◆ Material for the task ◆
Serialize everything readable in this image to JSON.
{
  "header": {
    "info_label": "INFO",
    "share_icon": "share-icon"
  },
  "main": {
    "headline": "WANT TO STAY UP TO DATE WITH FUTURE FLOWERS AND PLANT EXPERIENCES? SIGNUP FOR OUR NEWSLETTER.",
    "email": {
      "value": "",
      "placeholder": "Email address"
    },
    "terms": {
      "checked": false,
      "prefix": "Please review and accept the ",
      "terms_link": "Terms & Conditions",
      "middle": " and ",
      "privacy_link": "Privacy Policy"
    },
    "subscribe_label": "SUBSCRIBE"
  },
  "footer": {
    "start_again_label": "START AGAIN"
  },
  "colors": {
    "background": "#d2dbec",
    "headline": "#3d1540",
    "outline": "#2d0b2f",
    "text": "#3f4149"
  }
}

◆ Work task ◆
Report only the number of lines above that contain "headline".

◆ Exercise result ◆
2